“It’s so important to be able to talk with someone who either has been through the process or has reviewed proposals, or maybe who simply has more experience in communicating concepts and ideas to a group that is seeing it cold for the first time,” said Dr. Alice Clark, director of the National Center for Natural Products Research. “What happens so often is that people are so connected to their work ... that they need another set of eyes to look at it and pick up on things that are missing. If you fail to communicate your idea to somebody who is at least conversationally knowledgeable in the area, then you’re going to fail to communicate it to somebody who has 10 or 15 other proposals to read.”
Getting minor problems fixed before sending the proposal to NIH is crucial because projects can be submitted only three times. “You don’t want to waste a chance with things that could easily have been picked up by a friend or a colleague,” Clark said.
Many faculty members would welcome a “helping hand” in writing and refining grant proposals, said Dr. Stephen Kinzey, an assistant professor of exercise science and leisure management.
“As a rookie, I would welcome some kind of mentoring or internal peer review,” he said. “I’ve gone to the NIH meetings and spoken with project administrators by phone, but they can’t tell me what I need to do to get my ideas funded. I need somebody who’s been there to look at my proposal and give me some feedback.”
For younger faculty, getting some work published is a vital first step toward establishing credibility with reviewers and funding agencies, said Clark, who has helped write many NIH grant proposals and has extensive experience as a reviewer for the agency.
“I strongly encourage getting some peer-reviewed articles out there because it shows that you have the capability of conducting good, sound work,” she said.
Another important step is to investigate the particular grant mechanism and make sure it is the proper one for your project, Clark said. Then make sure the title and abstract clearly state the objectives and significance of the proposed work.
“Getting your proposal to the right study section is the first step,” she explained. “Write a title and an abstract that clearly and accurately reflects what it is that you’re trying to accomplish. You want to get it into the hands of people who can understand the merits of the work.”
Before submitting a proposal, consider all options and try to anticipate potential problems.
“There is a tendency, particularly among new faculty, to present a strategy as the strategy that’s going to be the answer,” Clark said. “It shows a great deal of maturity and insight to say, ‘This is my primary strategy, this is where I think problems are going to occur, and this is what we will do if those problems do occur.’ This shows that you’ve given thought to the fact that you don’t have the ultimate answer, which nobody ever really does.”
Here are a few suggestions from Dr. Alice Clark for improving a proposal’s chances of being funded:
Contributed by Mitchell Diggs
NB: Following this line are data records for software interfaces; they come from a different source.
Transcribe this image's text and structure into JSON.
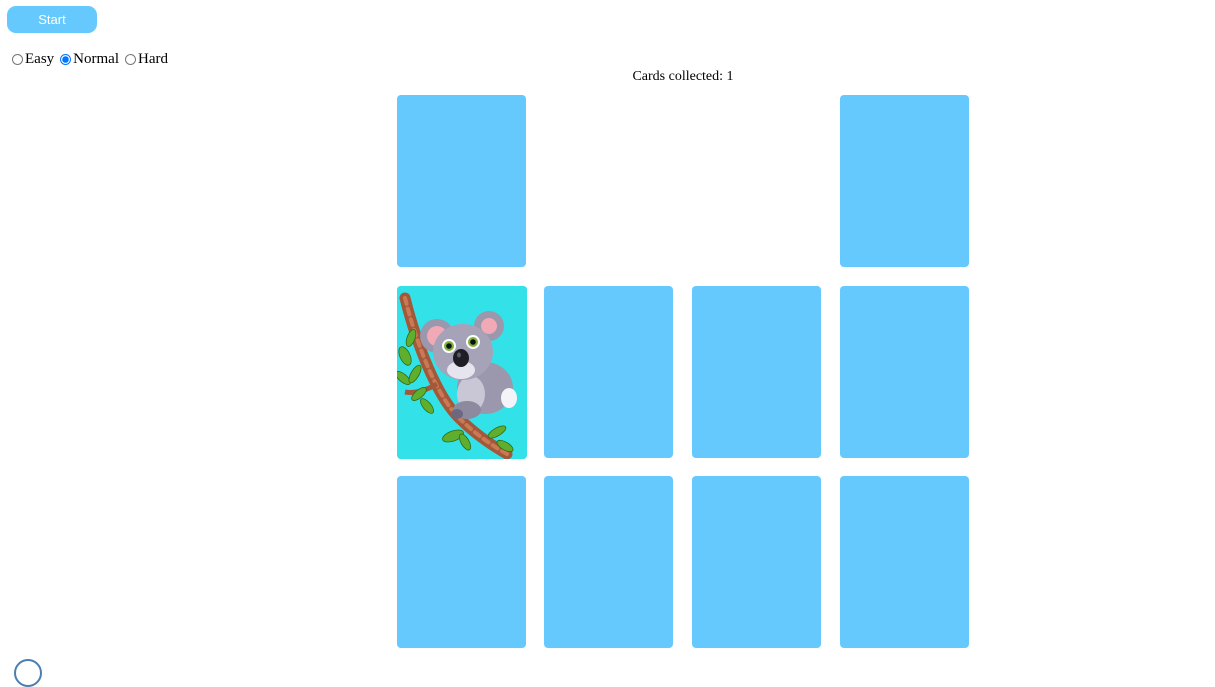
{
  "controls": {
    "start_label": "Start",
    "difficulty": [
      {
        "label": "Easy",
        "checked": false
      },
      {
        "label": "Normal",
        "checked": true
      },
      {
        "label": "Hard",
        "checked": false
      }
    ]
  },
  "status": {
    "cards_collected_text": "Cards collected: 1"
  },
  "board": {
    "rows": 3,
    "cols": 4,
    "cards": [
      {
        "state": "face-down"
      },
      {
        "state": "collected"
      },
      {
        "state": "collected"
      },
      {
        "state": "face-down"
      },
      {
        "state": "revealed",
        "picture": "koala"
      },
      {
        "state": "face-down"
      },
      {
        "state": "face-down"
      },
      {
        "state": "face-down"
      },
      {
        "state": "face-down"
      },
      {
        "state": "face-down"
      },
      {
        "state": "face-down"
      },
      {
        "state": "face-down"
      }
    ]
  },
  "colors": {
    "card_back": "#66c9fd",
    "revealed_bg": "#33e2e8",
    "button_bg": "#66c9fd"
  }
}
|July||$1,279,202||20 Awards for July|
|August||$1,762,374||13 Awards for August|
|Year to Date||$3,041,576||33 Awards for year-to-date|
47% decrease in total number of awards compared to last year-to-date.
|July||$3,391,310||11 Proposals Submitted|
|August||$8,982,223||28 Proposals Submitted|
|Year to Date||$12,373,533||39 Proposals year-to-date|
43% decrease in dollars requested compared to last year-to-date